Pattie Lovett-Reid: How to invest like the pros
You may not manage billions of dollars but that doesn’t mean you shouldn’t invest like a pro, or even a pension fund, when it comes to your retirement savings plan.
The Canada Pension Plan Investment Board, which manages the country’s national pension fund and invests on behalf of 20 million Canadians, reported results Thursday and they were impressive. Thanks to their investment strategy, CPPIB posted a return of nearly 12 per cent this past year, adding nearly $37 billion in investment income bringing the total to a staggering figure of more than $356 billion.
For present and future retirees, the good news is the plan is fully funded — but what about the balance of your retirement savings?
Invest your retirement money like the pros, and follow these steps:
The best place to begin is with an investment policy statement. This is your road map. Regulators require every pension plan to have a formal investment policy statement, yet very few retail investors have one. This document will outline your goals, objectives, time horizon, risk tolerance, asset allocation and investment strategy. This statement changes only when a significant, life-changing event happens such as a death of a loved one, birth, changes to the tax code, a windfall or even getting out of debt.
The next step is to be realistic about your timeline and your tolerance for risk. That, in turn, will drive your asset allocation. Pension funds have funding commitments for the next 100 years, which is certainly a different perspective for long-term investing. If you ask a retail investor what they consider to be long term, you might hear how their stocks have performed during the past quarter.
Asset allocation refers to the distribution of your money over cash, stocks, bonds, real estate, infrastructure and other assets. Concentration risk can be a concern, and a way to manage that risk is to limit exposure and keep investments to a maximum of five per cent in one holding. For some, even five per cent may be a stretch, depending on the size of your portfolio.
Your timeline should always be longer than you think. If you are 60 you may think 20 years is reasonable; I would argue your time horizon should be 40 years because no one wants to run the risk of outliving their money.
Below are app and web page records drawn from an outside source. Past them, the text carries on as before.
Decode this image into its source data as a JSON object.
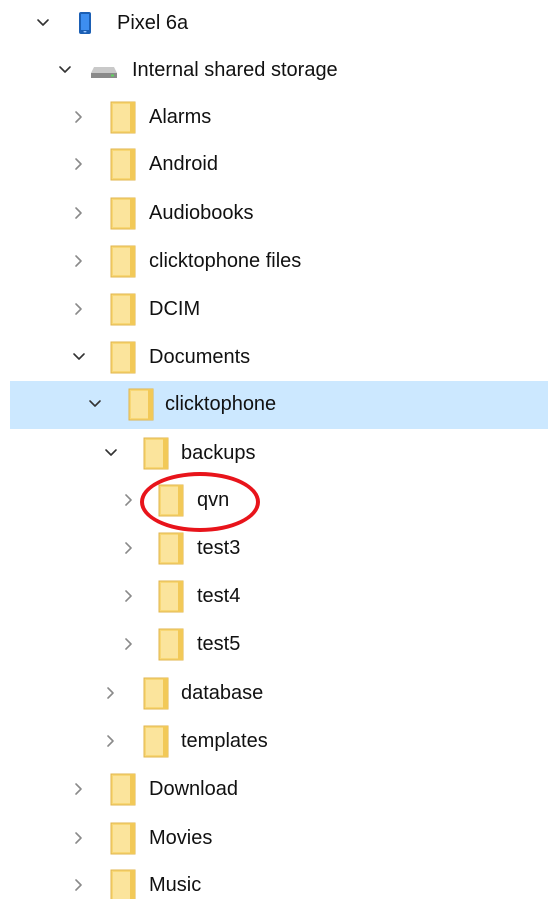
{
  "tree": [
    {
      "id": "device",
      "name": "Pixel 6a",
      "icon": "phone-icon",
      "state": "expanded",
      "level": 0
    },
    {
      "id": "storage",
      "name": "Internal shared storage",
      "icon": "drive-icon",
      "state": "expanded",
      "level": 1
    },
    {
      "id": "alarms",
      "name": "Alarms",
      "icon": "folder-icon",
      "state": "collapsed",
      "level": 2
    },
    {
      "id": "android",
      "name": "Android",
      "icon": "folder-icon",
      "state": "collapsed",
      "level": 2
    },
    {
      "id": "audiobooks",
      "name": "Audiobooks",
      "icon": "folder-icon",
      "state": "collapsed",
      "level": 2
    },
    {
      "id": "clicktophone-files",
      "name": "clicktophone files",
      "icon": "folder-icon",
      "state": "collapsed",
      "level": 2
    },
    {
      "id": "dcim",
      "name": "DCIM",
      "icon": "folder-icon",
      "state": "collapsed",
      "level": 2
    },
    {
      "id": "documents",
      "name": "Documents",
      "icon": "folder-icon",
      "state": "expanded",
      "level": 2
    },
    {
      "id": "clicktophone",
      "name": "clicktophone",
      "icon": "folder-icon",
      "state": "expanded",
      "level": 3,
      "selected": true
    },
    {
      "id": "backups",
      "name": "backups",
      "icon": "folder-icon",
      "state": "expanded",
      "level": 4
    },
    {
      "id": "qvn",
      "name": "qvn",
      "icon": "folder-icon",
      "state": "collapsed",
      "level": 5,
      "highlighted": true
    },
    {
      "id": "test3",
      "name": "test3",
      "icon": "folder-icon",
      "state": "collapsed",
      "level": 5
    },
    {
      "id": "test4",
      "name": "test4",
      "icon": "folder-icon",
      "state": "collapsed",
      "level": 5
    },
    {
      "id": "test5",
      "name": "test5",
      "icon": "folder-icon",
      "state": "collapsed",
      "level": 5
    },
    {
      "id": "database",
      "name": "database",
      "icon": "folder-icon",
      "state": "collapsed",
      "level": 4
    },
    {
      "id": "templates",
      "name": "templates",
      "icon": "folder-icon",
      "state": "collapsed",
      "level": 4
    },
    {
      "id": "download",
      "name": "Download",
      "icon": "folder-icon",
      "state": "collapsed",
      "level": 2
    },
    {
      "id": "movies",
      "name": "Movies",
      "icon": "folder-icon",
      "state": "collapsed",
      "level": 2
    },
    {
      "id": "music",
      "name": "Music",
      "icon": "folder-icon",
      "state": "collapsed",
      "level": 2
    }
  ],
  "colors": {
    "selection": "#cce8ff",
    "annotation": "#e8141b",
    "folder": "#f8d775"
  }
}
Pension funds are investing today for liabilities many years down the road.
And finally when it comes to diversification, get out of Canada. Canada only represents roughly four per cent of the global equity market. There is simply too much opportunity outside of Canada to ignore. In fact, the CPP has a goal to allocate one-third of its investments in the fastest-growing economies by 2025 and that means exposure to emerging markets.
A few basic principles can help you weather the market’s ups and downs like the pros.